Return the records exactly, please. Every line should match.
++++++++
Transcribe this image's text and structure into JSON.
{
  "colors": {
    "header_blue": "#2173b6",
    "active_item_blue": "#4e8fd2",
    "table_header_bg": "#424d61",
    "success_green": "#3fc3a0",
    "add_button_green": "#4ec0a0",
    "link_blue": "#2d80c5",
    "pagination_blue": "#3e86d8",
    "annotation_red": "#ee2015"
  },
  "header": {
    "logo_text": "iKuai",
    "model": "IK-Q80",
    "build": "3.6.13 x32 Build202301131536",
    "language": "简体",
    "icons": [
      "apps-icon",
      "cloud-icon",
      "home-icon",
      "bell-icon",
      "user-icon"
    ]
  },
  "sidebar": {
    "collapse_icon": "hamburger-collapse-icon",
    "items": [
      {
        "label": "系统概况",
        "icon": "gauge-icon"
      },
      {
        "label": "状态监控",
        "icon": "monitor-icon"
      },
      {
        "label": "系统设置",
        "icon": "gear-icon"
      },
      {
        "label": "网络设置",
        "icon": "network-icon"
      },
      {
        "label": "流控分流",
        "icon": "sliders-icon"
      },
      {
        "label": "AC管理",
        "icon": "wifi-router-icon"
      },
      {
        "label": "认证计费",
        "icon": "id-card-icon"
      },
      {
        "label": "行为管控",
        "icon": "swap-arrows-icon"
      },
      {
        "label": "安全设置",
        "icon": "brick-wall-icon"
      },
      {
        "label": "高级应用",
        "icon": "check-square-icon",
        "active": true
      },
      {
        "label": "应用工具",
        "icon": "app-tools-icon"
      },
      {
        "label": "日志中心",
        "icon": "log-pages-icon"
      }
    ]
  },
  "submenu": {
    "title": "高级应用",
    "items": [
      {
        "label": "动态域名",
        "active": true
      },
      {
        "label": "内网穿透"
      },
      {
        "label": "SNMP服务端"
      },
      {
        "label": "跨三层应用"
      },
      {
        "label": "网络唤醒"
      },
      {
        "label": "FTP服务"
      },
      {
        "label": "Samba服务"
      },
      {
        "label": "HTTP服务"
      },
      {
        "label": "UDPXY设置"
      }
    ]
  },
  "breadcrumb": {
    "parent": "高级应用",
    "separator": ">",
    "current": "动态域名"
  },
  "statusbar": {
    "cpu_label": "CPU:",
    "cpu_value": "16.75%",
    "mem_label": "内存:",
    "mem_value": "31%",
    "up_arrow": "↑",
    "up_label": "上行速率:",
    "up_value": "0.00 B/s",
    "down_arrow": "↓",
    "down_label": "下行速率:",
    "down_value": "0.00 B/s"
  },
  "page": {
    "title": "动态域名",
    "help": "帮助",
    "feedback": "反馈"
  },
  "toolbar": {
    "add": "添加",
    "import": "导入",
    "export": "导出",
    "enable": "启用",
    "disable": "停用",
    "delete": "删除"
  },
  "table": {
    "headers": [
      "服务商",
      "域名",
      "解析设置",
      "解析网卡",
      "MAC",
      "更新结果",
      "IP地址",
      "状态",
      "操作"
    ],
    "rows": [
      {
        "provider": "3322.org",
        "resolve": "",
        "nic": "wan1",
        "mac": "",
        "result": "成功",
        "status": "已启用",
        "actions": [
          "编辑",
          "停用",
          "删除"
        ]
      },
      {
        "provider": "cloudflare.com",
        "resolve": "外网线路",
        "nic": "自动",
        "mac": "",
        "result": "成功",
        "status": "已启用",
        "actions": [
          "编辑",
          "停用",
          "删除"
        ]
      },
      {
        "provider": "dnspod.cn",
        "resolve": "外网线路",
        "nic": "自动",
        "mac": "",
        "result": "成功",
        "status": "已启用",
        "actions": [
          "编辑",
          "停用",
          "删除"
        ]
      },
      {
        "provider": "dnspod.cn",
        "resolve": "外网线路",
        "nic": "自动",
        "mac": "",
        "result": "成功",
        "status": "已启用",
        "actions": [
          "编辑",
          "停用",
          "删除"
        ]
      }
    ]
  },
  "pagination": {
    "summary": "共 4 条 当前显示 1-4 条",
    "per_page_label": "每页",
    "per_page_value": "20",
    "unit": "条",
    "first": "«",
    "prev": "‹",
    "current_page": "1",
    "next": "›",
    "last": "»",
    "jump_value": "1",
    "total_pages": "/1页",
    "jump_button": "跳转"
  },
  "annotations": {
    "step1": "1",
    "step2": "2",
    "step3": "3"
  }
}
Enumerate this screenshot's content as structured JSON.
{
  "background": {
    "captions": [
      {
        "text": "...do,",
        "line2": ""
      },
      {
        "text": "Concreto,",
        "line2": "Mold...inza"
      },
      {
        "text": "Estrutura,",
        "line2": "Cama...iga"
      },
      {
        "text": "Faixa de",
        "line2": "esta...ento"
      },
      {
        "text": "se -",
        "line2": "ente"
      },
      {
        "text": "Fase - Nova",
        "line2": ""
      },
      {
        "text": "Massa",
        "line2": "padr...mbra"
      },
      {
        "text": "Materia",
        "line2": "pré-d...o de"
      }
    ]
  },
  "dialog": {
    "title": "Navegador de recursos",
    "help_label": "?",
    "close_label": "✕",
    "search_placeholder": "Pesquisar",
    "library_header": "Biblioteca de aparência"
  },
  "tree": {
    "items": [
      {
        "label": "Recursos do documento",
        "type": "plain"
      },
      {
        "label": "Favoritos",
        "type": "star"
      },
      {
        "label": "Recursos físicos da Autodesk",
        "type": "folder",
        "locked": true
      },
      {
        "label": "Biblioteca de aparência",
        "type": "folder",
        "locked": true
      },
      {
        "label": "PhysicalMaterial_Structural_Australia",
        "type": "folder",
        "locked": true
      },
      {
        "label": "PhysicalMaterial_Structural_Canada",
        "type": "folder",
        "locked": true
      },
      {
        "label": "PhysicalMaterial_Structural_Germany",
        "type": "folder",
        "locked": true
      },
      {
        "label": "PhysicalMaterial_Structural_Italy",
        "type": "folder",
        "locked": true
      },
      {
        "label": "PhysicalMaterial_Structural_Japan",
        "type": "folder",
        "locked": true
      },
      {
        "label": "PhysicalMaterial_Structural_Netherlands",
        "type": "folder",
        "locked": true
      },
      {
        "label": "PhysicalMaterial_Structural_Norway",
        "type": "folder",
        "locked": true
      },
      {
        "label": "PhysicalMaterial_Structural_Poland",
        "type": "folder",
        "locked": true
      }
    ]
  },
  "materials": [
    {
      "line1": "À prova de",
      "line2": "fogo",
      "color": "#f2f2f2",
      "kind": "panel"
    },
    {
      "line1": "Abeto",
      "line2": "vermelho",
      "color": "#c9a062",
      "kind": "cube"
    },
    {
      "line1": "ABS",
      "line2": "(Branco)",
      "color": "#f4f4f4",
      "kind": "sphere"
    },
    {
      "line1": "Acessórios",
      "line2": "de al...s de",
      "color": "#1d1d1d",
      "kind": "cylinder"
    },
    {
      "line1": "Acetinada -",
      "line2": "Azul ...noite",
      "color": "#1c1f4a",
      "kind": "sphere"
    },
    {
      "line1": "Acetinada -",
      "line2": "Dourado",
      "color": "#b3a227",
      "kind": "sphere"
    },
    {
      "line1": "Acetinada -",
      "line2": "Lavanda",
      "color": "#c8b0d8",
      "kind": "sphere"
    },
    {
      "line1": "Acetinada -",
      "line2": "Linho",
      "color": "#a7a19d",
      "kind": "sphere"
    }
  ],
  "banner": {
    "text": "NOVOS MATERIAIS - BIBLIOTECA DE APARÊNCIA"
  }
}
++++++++
§ **Written reply**
Transcribe this image's text and structure into JSON.
{
  "colors": {
    "header_blue": "#2173b6",
    "active_item_blue": "#4e8fd2",
    "table_header_bg": "#424d61",
    "success_green": "#3fc3a0",
    "add_button_green": "#4ec0a0",
    "link_blue": "#2d80c5",
    "pagination_blue": "#3e86d8",
    "annotation_red": "#ee2015"
  },
  "header": {
    "logo_text": "iKuai",
    "model": "IK-Q80",
    "build": "3.6.13 x32 Build202301131536",
    "language": "简体",
    "icons": [
      "apps-icon",
      "cloud-icon",
      "home-icon",
      "bell-icon",
      "user-icon"
    ]
  },
  "sidebar": {
    "collapse_icon": "hamburger-collapse-icon",
    "items": [
      {
        "label": "系统概况",
        "icon": "gauge-icon"
      },
      {
        "label": "状态监控",
        "icon": "monitor-icon"
      },
      {
        "label": "系统设置",
        "icon": "gear-icon"
      },
      {
        "label": "网络设置",
        "icon": "network-icon"
      },
      {
        "label": "流控分流",
        "icon": "sliders-icon"
      },
      {
        "label": "AC管理",
        "icon": "wifi-router-icon"
      },
      {
        "label": "认证计费",
        "icon": "id-card-icon"
      },
      {
        "label": "行为管控",
        "icon": "swap-arrows-icon"
      },
      {
        "label": "安全设置",
        "icon": "brick-wall-icon"
      },
      {
        "label": "高级应用",
        "icon": "check-square-icon",
        "active": true
      },
      {
        "label": "应用工具",
        "icon": "app-tools-icon"
      },
      {
        "label": "日志中心",
        "icon": "log-pages-icon"
      }
    ]
  },
  "submenu": {
    "title": "高级应用",
    "items": [
      {
        "label": "动态域名",
        "active": true
      },
      {
        "label": "内网穿透"
      },
      {
        "label": "SNMP服务端"
      },
      {
        "label": "跨三层应用"
      },
      {
        "label": "网络唤醒"
      },
      {
        "label": "FTP服务"
      },
      {
        "label": "Samba服务"
      },
      {
        "label": "HTTP服务"
      },
      {
        "label": "UDPXY设置"
      }
    ]
  },
  "breadcrumb": {
    "parent": "高级应用",
    "separator": ">",
    "current": "动态域名"
  },
  "statusbar": {
    "cpu_label": "CPU:",
    "cpu_value": "16.75%",
    "mem_label": "内存:",
    "mem_value": "31%",
    "up_arrow": "↑",
    "up_label": "上行速率:",
    "up_value": "0.00 B/s",
    "down_arrow": "↓",
    "down_label": "下行速率:",
    "down_value": "0.00 B/s"
  },
  "page": {
    "title": "动态域名",
    "help": "帮助",
    "feedback": "反馈"
  },
  "toolbar": {
    "add": "添加",
    "import": "导入",
    "export": "导出",
    "enable": "启用",
    "disable": "停用",
    "delete": "删除"
  },
  "table": {
    "headers": [
      "服务商",
      "域名",
      "解析设置",
      "解析网卡",
      "MAC",
      "更新结果",
      "IP地址",
      "状态",
      "操作"
    ],
    "rows": [
      {
        "provider": "3322.org",
        "resolve": "",
        "nic": "wan1",
        "mac": "",
        "result": "成功",
        "status": "已启用",
        "actions": [
          "编辑",
          "停用",
          "删除"
        ]
      },
      {
        "provider": "cloudflare.com",
        "resolve": "外网线路",
        "nic": "自动",
        "mac": "",
        "result": "成功",
        "status": "已启用",
        "actions": [
          "编辑",
          "停用",
          "删除"
        ]
      },
      {
        "provider": "dnspod.cn",
        "resolve": "外网线路",
        "nic": "自动",
        "mac": "",
        "result": "成功",
        "status": "已启用",
        "actions": [
          "编辑",
          "停用",
          "删除"
        ]
      },
      {
        "provider": "dnspod.cn",
        "resolve": "外网线路",
        "nic": "自动",
        "mac": "",
        "result": "成功",
        "status": "已启用",
        "actions": [
          "编辑",
          "停用",
          "删除"
        ]
      }
    ]
  },
  "pagination": {
    "summary": "共 4 条 当前显示 1-4 条",
    "per_page_label": "每页",
    "per_page_value": "20",
    "unit": "条",
    "first": "«",
    "prev": "‹",
    "current_page": "1",
    "next": "›",
    "last": "»",
    "jump_value": "1",
    "total_pages": "/1页",
    "jump_button": "跳转"
  },
  "annotations": {
    "step1": "1",
    "step2": "2",
    "step3": "3"
  }
}
Enumerate this screenshot's content as structured JSON.
{
  "background": {
    "captions": [
      {
        "text": "...do,",
        "line2": ""
      },
      {
        "text": "Concreto,",
        "line2": "Mold...inza"
      },
      {
        "text": "Estrutura,",
        "line2": "Cama...iga"
      },
      {
        "text": "Faixa de",
        "line2": "esta...ento"
      },
      {
        "text": "se -",
        "line2": "ente"
      },
      {
        "text": "Fase - Nova",
        "line2": ""
      },
      {
        "text": "Massa",
        "line2": "padr...mbra"
      },
      {
        "text": "Materia",
        "line2": "pré-d...o de"
      }
    ]
  },
  "dialog": {
    "title": "Navegador de recursos",
    "help_label": "?",
    "close_label": "✕",
    "search_placeholder": "Pesquisar",
    "library_header": "Biblioteca de aparência"
  },
  "tree": {
    "items": [
      {
        "label": "Recursos do documento",
        "type": "plain"
      },
      {
        "label": "Favoritos",
        "type": "star"
      },
      {
        "label": "Recursos físicos da Autodesk",
        "type": "folder",
        "locked": true
      },
      {
        "label": "Biblioteca de aparência",
        "type": "folder",
        "locked": true
      },
      {
        "label": "PhysicalMaterial_Structural_Australia",
        "type": "folder",
        "locked": true
      },
      {
        "label": "PhysicalMaterial_Structural_Canada",
        "type": "folder",
        "locked": true
      },
      {
        "label": "PhysicalMaterial_Structural_Germany",
        "type": "folder",
        "locked": true
      },
      {
        "label": "PhysicalMaterial_Structural_Italy",
        "type": "folder",
        "locked": true
      },
      {
        "label": "PhysicalMaterial_Structural_Japan",
        "type": "folder",
        "locked": true
      },
      {
        "label": "PhysicalMaterial_Structural_Netherlands",
        "type": "folder",
        "locked": true
      },
      {
        "label": "PhysicalMaterial_Structural_Norway",
        "type": "folder",
        "locked": true
      },
      {
        "label": "PhysicalMaterial_Structural_Poland",
        "type": "folder",
        "locked": true
      }
    ]
  },
  "materials": [
    {
      "line1": "À prova de",
      "line2": "fogo",
      "color": "#f2f2f2",
      "kind": "panel"
    },
    {
      "line1": "Abeto",
      "line2": "vermelho",
      "color": "#c9a062",
      "kind": "cube"
    },
    {
      "line1": "ABS",
      "line2": "(Branco)",
      "color": "#f4f4f4",
      "kind": "sphere"
    },
    {
      "line1": "Acessórios",
      "line2": "de al...s de",
      "color": "#1d1d1d",
      "kind": "cylinder"
    },
    {
      "line1": "Acetinada -",
      "line2": "Azul ...noite",
      "color": "#1c1f4a",
      "kind": "sphere"
    },
    {
      "line1": "Acetinada -",
      "line2": "Dourado",
      "color": "#b3a227",
      "kind": "sphere"
    },
    {
      "line1": "Acetinada -",
      "line2": "Lavanda",
      "color": "#c8b0d8",
      "kind": "sphere"
    },
    {
      "line1": "Acetinada -",
      "line2": "Linho",
      "color": "#a7a19d",
      "kind": "sphere"
    }
  ],
  "banner": {
    "text": "NOVOS MATERIAIS - BIBLIOTECA DE APARÊNCIA"
  }
}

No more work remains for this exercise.